This material does not provide individually tailored investment advice. It has been prepared without

regard to the individual financial circumstances and objectives of persons who receive it. The strategies

and/or investments discussed in this material may not be suitable for all investors. Calibrate Wealth

recommends that investors independently evaluate particular investments and

strategies, and encourages investors to seek the advice of a Financial Advisor. The appropriateness of a

particular investment or strategy will depend on an investor’s individual circumstances and objectives.

Investing in commodities entails significant risks. Commodity prices may be affected by a variety of

factors at any time, including but not limited to, (i) changes in supply and demand relationships, (ii)

governmental programs and policies, (iii) national and international political and economic events, war

and terrorist events, (iv) changes in interest and exchange rates, (v) trading activities in commodities

and related contracts, (vi) pestilence, technological change and weather, and (vii) the price volatility of a commodity. In addition, the commodities markets are subject to temporary distortions or other

disruptions due to various factors, including lack of liquidity, participation of speculators and

government intervention.


Foreign currencies may have significant price movements, even within the same day, and any currency

held in an account may lose value against other currencies. Foreign currency exchanges depend on the

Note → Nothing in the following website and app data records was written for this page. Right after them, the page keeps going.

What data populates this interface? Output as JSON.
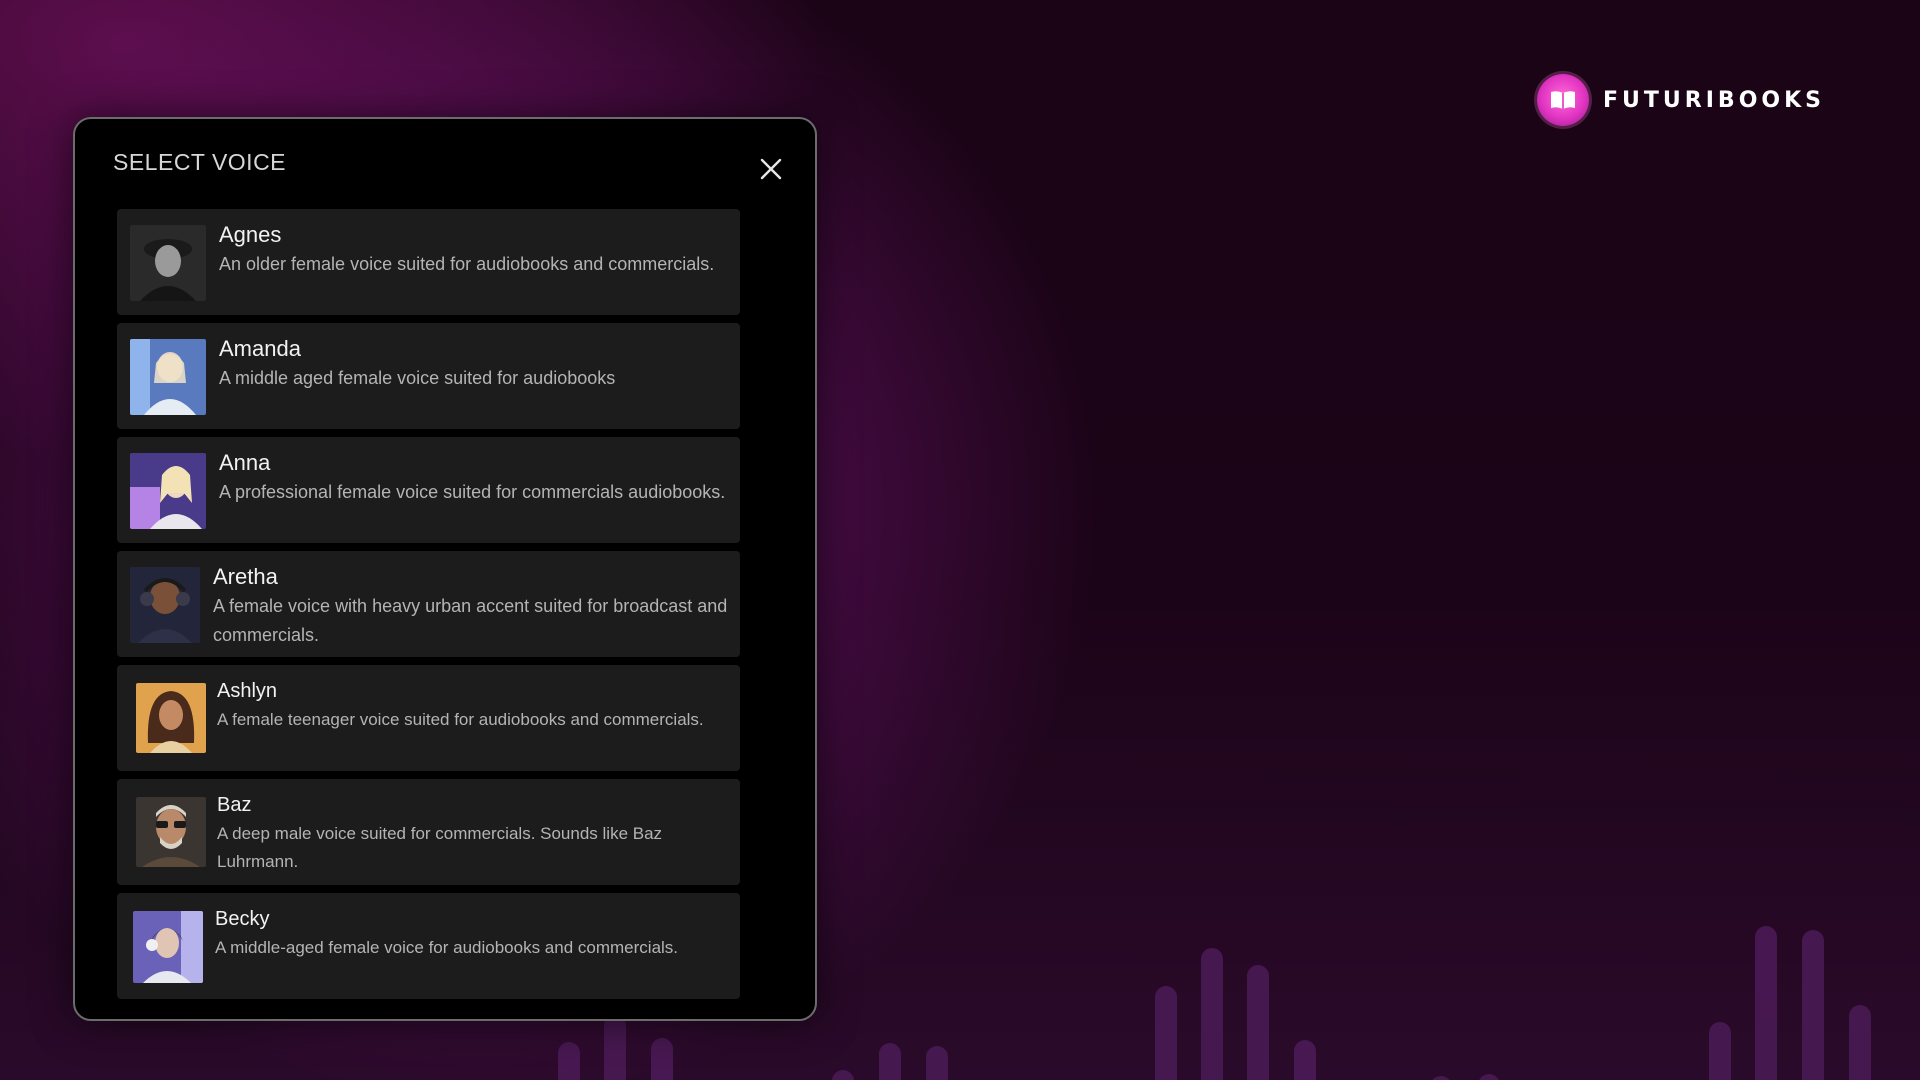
{
  "brand": {
    "name": "FUTURIBOOKS",
    "icon": "open-book-icon",
    "accent_color": "#e234c2"
  },
  "dialog": {
    "title": "SELECT VOICE",
    "close_icon": "close-icon"
  },
  "voices": [
    {
      "name": "Agnes",
      "description": "An older female voice suited for audiobooks and commercials.",
      "avatar_tone": "#6a6a6a"
    },
    {
      "name": "Amanda",
      "description": "A middle aged female voice suited for audiobooks",
      "avatar_tone": "#8fa7d6"
    },
    {
      "name": "Anna",
      "description": "A professional female voice suited for commercials audiobooks.",
      "avatar_tone": "#9a6fd0"
    },
    {
      "name": "Aretha",
      "description": "A female voice with heavy urban accent suited for broadcast and commercials.",
      "avatar_tone": "#3b3f5a"
    },
    {
      "name": "Ashlyn",
      "description": "A female teenager voice suited for audiobooks and commercials.",
      "avatar_tone": "#d99a4a"
    },
    {
      "name": "Baz",
      "description": "A deep male voice suited for commercials. Sounds like Baz Luhrmann.",
      "avatar_tone": "#8a7a66"
    },
    {
      "name": "Becky",
      "description": "A middle-aged female voice for audiobooks and commercials.",
      "avatar_tone": "#8a86d8"
    }
  ]
}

relative values of two different currencies and are therefore subject to the risk of fluctuations caused by

a variety of economic and political factors in each of the two relevant countries, as well as global

pressures. These risks include national debt levels, trade deficits and balance of payments, domestic and

foreign interest rates and inflation, global, regional or national political and economic events, monetary

policies of governments and possible government intervention in the currency markets, or other